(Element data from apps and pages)
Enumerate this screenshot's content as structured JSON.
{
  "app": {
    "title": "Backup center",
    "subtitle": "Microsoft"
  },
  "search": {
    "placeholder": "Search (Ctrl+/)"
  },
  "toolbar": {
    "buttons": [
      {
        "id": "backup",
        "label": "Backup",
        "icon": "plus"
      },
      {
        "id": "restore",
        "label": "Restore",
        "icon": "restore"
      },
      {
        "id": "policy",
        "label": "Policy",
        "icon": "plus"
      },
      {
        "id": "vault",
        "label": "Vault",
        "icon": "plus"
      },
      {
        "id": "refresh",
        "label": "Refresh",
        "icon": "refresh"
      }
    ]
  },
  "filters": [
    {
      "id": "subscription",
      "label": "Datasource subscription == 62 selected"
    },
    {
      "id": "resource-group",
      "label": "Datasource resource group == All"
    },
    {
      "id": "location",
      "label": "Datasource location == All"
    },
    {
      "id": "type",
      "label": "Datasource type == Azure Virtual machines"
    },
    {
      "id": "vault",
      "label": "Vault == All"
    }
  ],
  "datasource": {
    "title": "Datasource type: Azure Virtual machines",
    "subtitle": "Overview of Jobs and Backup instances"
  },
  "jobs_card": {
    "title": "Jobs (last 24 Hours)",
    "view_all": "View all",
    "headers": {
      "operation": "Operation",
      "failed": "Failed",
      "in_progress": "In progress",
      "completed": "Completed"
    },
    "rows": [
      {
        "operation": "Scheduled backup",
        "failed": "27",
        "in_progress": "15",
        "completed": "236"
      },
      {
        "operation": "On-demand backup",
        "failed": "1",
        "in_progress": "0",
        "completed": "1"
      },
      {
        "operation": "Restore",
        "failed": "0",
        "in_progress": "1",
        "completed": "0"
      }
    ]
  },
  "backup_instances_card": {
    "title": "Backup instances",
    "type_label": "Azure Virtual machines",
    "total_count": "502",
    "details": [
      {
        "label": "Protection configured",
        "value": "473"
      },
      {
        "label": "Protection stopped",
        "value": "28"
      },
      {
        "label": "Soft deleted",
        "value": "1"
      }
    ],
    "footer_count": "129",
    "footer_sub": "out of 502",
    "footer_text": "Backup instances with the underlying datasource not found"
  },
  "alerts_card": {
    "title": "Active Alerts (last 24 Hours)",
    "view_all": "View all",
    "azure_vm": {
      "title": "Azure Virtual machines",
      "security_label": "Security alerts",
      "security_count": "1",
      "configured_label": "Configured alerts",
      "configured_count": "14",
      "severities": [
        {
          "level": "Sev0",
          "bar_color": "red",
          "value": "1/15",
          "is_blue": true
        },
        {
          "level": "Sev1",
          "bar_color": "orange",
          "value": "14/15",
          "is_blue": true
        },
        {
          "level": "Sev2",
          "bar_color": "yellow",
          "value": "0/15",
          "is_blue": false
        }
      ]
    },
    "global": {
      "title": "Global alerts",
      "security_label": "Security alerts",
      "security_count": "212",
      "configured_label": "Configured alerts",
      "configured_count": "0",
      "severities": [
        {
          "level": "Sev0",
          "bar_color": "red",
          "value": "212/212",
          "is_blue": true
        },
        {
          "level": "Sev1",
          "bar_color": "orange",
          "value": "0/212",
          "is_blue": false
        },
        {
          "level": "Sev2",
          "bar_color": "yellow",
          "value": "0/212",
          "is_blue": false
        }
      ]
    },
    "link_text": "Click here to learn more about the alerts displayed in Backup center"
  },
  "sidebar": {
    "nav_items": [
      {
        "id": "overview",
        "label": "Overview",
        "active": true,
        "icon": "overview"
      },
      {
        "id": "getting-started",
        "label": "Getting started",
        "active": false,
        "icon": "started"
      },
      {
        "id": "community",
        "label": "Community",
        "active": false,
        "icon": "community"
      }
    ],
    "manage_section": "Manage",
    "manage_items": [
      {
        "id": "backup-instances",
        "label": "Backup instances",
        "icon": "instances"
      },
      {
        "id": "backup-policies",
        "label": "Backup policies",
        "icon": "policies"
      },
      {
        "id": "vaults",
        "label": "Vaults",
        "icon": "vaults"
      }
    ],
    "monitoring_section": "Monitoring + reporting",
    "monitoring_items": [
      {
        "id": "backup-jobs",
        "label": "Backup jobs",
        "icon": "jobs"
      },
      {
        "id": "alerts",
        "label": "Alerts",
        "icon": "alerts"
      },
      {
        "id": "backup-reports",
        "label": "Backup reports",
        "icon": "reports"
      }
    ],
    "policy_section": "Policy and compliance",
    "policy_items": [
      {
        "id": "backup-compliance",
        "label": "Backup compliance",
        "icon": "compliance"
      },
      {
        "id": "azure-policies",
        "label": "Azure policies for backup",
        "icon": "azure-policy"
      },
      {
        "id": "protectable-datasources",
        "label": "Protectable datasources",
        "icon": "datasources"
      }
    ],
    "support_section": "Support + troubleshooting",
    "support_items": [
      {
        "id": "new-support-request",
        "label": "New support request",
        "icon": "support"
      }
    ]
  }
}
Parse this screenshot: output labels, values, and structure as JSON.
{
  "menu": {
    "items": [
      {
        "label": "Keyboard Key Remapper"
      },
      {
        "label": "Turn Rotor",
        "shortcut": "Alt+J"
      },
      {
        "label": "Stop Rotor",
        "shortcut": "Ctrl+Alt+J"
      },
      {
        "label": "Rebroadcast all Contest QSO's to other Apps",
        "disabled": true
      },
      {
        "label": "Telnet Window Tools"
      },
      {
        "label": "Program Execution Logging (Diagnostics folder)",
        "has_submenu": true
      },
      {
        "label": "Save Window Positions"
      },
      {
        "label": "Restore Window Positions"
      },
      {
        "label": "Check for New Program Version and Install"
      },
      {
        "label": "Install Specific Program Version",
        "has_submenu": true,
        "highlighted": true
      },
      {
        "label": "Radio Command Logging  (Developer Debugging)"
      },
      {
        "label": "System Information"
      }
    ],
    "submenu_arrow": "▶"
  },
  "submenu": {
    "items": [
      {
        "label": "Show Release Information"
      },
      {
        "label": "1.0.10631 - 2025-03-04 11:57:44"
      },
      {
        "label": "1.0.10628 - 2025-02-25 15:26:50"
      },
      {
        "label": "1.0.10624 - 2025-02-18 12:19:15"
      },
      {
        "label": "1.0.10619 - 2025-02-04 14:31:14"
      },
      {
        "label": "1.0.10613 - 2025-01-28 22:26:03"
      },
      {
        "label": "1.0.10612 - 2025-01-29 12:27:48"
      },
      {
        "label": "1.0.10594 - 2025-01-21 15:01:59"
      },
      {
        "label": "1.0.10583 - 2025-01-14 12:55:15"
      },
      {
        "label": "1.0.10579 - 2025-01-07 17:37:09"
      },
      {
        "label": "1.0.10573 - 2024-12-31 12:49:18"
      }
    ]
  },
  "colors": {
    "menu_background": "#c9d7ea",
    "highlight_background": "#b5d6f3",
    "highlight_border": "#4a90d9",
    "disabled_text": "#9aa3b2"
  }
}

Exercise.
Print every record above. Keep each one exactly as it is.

Answer space.
Enumerate this screenshot's content as structured JSON.
{
  "app": {
    "title": "Backup center",
    "subtitle": "Microsoft"
  },
  "search": {
    "placeholder": "Search (Ctrl+/)"
  },
  "toolbar": {
    "buttons": [
      {
        "id": "backup",
        "label": "Backup",
        "icon": "plus"
      },
      {
        "id": "restore",
        "label": "Restore",
        "icon": "restore"
      },
      {
        "id": "policy",
        "label": "Policy",
        "icon": "plus"
      },
      {
        "id": "vault",
        "label": "Vault",
        "icon": "plus"
      },
      {
        "id": "refresh",
        "label": "Refresh",
        "icon": "refresh"
      }
    ]
  },
  "filters": [
    {
      "id": "subscription",
      "label": "Datasource subscription == 62 selected"
    },
    {
      "id": "resource-group",
      "label": "Datasource resource group == All"
    },
    {
      "id": "location",
      "label": "Datasource location == All"
    },
    {
      "id": "type",
      "label": "Datasource type == Azure Virtual machines"
    },
    {
      "id": "vault",
      "label": "Vault == All"
    }
  ],
  "datasource": {
    "title": "Datasource type: Azure Virtual machines",
    "subtitle": "Overview of Jobs and Backup instances"
  },
  "jobs_card": {
    "title": "Jobs (last 24 Hours)",
    "view_all": "View all",
    "headers": {
      "operation": "Operation",
      "failed": "Failed",
      "in_progress": "In progress",
      "completed": "Completed"
    },
    "rows": [
      {
        "operation": "Scheduled backup",
        "failed": "27",
        "in_progress": "15",
        "completed": "236"
      },
      {
        "operation": "On-demand backup",
        "failed": "1",
        "in_progress": "0",
        "completed": "1"
      },
      {
        "operation": "Restore",
        "failed": "0",
        "in_progress": "1",
        "completed": "0"
      }
    ]
  },
  "backup_instances_card": {
    "title": "Backup instances",
    "type_label": "Azure Virtual machines",
    "total_count": "502",
    "details": [
      {
        "label": "Protection configured",
        "value": "473"
      },
      {
        "label": "Protection stopped",
        "value": "28"
      },
      {
        "label": "Soft deleted",
        "value": "1"
      }
    ],
    "footer_count": "129",
    "footer_sub": "out of 502",
    "footer_text": "Backup instances with the underlying datasource not found"
  },
  "alerts_card": {
    "title": "Active Alerts (last 24 Hours)",
    "view_all": "View all",
    "azure_vm": {
      "title": "Azure Virtual machines",
      "security_label": "Security alerts",
      "security_count": "1",
      "configured_label": "Configured alerts",
      "configured_count": "14",
      "severities": [
        {
          "level": "Sev0",
          "bar_color": "red",
          "value": "1/15",
          "is_blue": true
        },
        {
          "level": "Sev1",
          "bar_color": "orange",
          "value": "14/15",
          "is_blue": true
        },
        {
          "level": "Sev2",
          "bar_color": "yellow",
          "value": "0/15",
          "is_blue": false
        }
      ]
    },
    "global": {
      "title": "Global alerts",
      "security_label": "Security alerts",
      "security_count": "212",
      "configured_label": "Configured alerts",
      "configured_count": "0",
      "severities": [
        {
          "level": "Sev0",
          "bar_color": "red",
          "value": "212/212",
          "is_blue": true
        },
        {
          "level": "Sev1",
          "bar_color": "orange",
          "value": "0/212",
          "is_blue": false
        },
        {
          "level": "Sev2",
          "bar_color": "yellow",
          "value": "0/212",
          "is_blue": false
        }
      ]
    },
    "link_text": "Click here to learn more about the alerts displayed in Backup center"
  },
  "sidebar": {
    "nav_items": [
      {
        "id": "overview",
        "label": "Overview",
        "active": true,
        "icon": "overview"
      },
      {
        "id": "getting-started",
        "label": "Getting started",
        "active": false,
        "icon": "started"
      },
      {
        "id": "community",
        "label": "Community",
        "active": false,
        "icon": "community"
      }
    ],
    "manage_section": "Manage",
    "manage_items": [
      {
        "id": "backup-instances",
        "label": "Backup instances",
        "icon": "instances"
      },
      {
        "id": "backup-policies",
        "label": "Backup policies",
        "icon": "policies"
      },
      {
        "id": "vaults",
        "label": "Vaults",
        "icon": "vaults"
      }
    ],
    "monitoring_section": "Monitoring + reporting",
    "monitoring_items": [
      {
        "id": "backup-jobs",
        "label": "Backup jobs",
        "icon": "jobs"
      },
      {
        "id": "alerts",
        "label": "Alerts",
        "icon": "alerts"
      },
      {
        "id": "backup-reports",
        "label": "Backup reports",
        "icon": "reports"
      }
    ],
    "policy_section": "Policy and compliance",
    "policy_items": [
      {
        "id": "backup-compliance",
        "label": "Backup compliance",
        "icon": "compliance"
      },
      {
        "id": "azure-policies",
        "label": "Azure policies for backup",
        "icon": "azure-policy"
      },
      {
        "id": "protectable-datasources",
        "label": "Protectable datasources",
        "icon": "datasources"
      }
    ],
    "support_section": "Support + troubleshooting",
    "support_items": [
      {
        "id": "new-support-request",
        "label": "New support request",
        "icon": "support"
      }
    ]
  }
}
Parse this screenshot: output labels, values, and structure as JSON.
{
  "menu": {
    "items": [
      {
        "label": "Keyboard Key Remapper"
      },
      {
        "label": "Turn Rotor",
        "shortcut": "Alt+J"
      },
      {
        "label": "Stop Rotor",
        "shortcut": "Ctrl+Alt+J"
      },
      {
        "label": "Rebroadcast all Contest QSO's to other Apps",
        "disabled": true
      },
      {
        "label": "Telnet Window Tools"
      },
      {
        "label": "Program Execution Logging (Diagnostics folder)",
        "has_submenu": true
      },
      {
        "label": "Save Window Positions"
      },
      {
        "label": "Restore Window Positions"
      },
      {
        "label": "Check for New Program Version and Install"
      },
      {
        "label": "Install Specific Program Version",
        "has_submenu": true,
        "highlighted": true
      },
      {
        "label": "Radio Command Logging  (Developer Debugging)"
      },
      {
        "label": "System Information"
      }
    ],
    "submenu_arrow": "▶"
  },
  "submenu": {
    "items": [
      {
        "label": "Show Release Information"
      },
      {
        "label": "1.0.10631 - 2025-03-04 11:57:44"
      },
      {
        "label": "1.0.10628 - 2025-02-25 15:26:50"
      },
      {
        "label": "1.0.10624 - 2025-02-18 12:19:15"
      },
      {
        "label": "1.0.10619 - 2025-02-04 14:31:14"
      },
      {
        "label": "1.0.10613 - 2025-01-28 22:26:03"
      },
      {
        "label": "1.0.10612 - 2025-01-29 12:27:48"
      },
      {
        "label": "1.0.10594 - 2025-01-21 15:01:59"
      },
      {
        "label": "1.0.10583 - 2025-01-14 12:55:15"
      },
      {
        "label": "1.0.10579 - 2025-01-07 17:37:09"
      },
      {
        "label": "1.0.10573 - 2024-12-31 12:49:18"
      }
    ]
  },
  "colors": {
    "menu_background": "#c9d7ea",
    "highlight_background": "#b5d6f3",
    "highlight_border": "#4a90d9",
    "disabled_text": "#9aa3b2"
  }
}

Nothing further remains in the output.